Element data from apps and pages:
● ● ● ● ● ● ●

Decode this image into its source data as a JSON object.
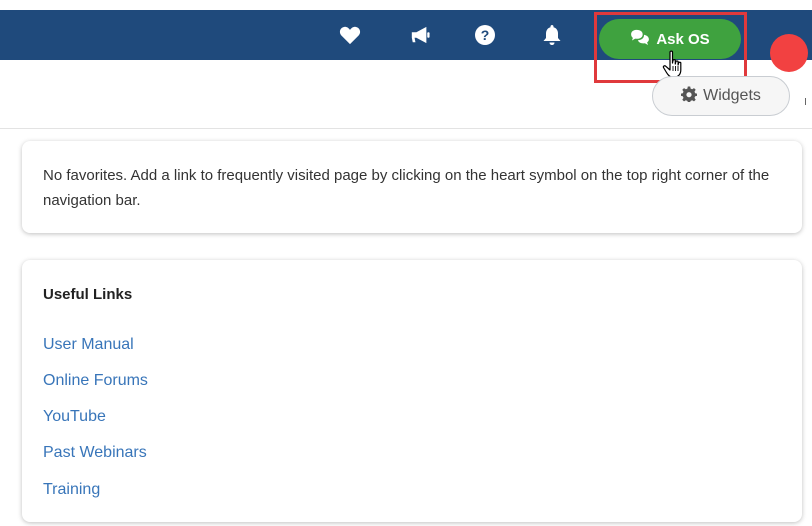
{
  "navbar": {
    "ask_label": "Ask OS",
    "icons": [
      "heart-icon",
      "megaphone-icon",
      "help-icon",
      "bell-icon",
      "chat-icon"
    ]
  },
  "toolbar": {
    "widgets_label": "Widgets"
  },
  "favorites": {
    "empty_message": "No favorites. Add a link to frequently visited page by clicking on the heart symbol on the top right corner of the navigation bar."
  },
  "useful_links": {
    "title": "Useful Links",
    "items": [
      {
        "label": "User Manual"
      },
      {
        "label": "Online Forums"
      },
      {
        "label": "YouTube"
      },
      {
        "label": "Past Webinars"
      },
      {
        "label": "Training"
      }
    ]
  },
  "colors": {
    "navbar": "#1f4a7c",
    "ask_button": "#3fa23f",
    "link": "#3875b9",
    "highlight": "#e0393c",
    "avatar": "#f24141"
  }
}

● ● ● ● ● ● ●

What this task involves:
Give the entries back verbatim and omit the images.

Exercise solution:
Decode this image into its source data as a JSON object.
{
  "navbar": {
    "ask_label": "Ask OS",
    "icons": [
      "heart-icon",
      "megaphone-icon",
      "help-icon",
      "bell-icon",
      "chat-icon"
    ]
  },
  "toolbar": {
    "widgets_label": "Widgets"
  },
  "favorites": {
    "empty_message": "No favorites. Add a link to frequently visited page by clicking on the heart symbol on the top right corner of the navigation bar."
  },
  "useful_links": {
    "title": "Useful Links",
    "items": [
      {
        "label": "User Manual"
      },
      {
        "label": "Online Forums"
      },
      {
        "label": "YouTube"
      },
      {
        "label": "Past Webinars"
      },
      {
        "label": "Training"
      }
    ]
  },
  "colors": {
    "navbar": "#1f4a7c",
    "ask_button": "#3fa23f",
    "link": "#3875b9",
    "highlight": "#e0393c",
    "avatar": "#f24141"
  }
}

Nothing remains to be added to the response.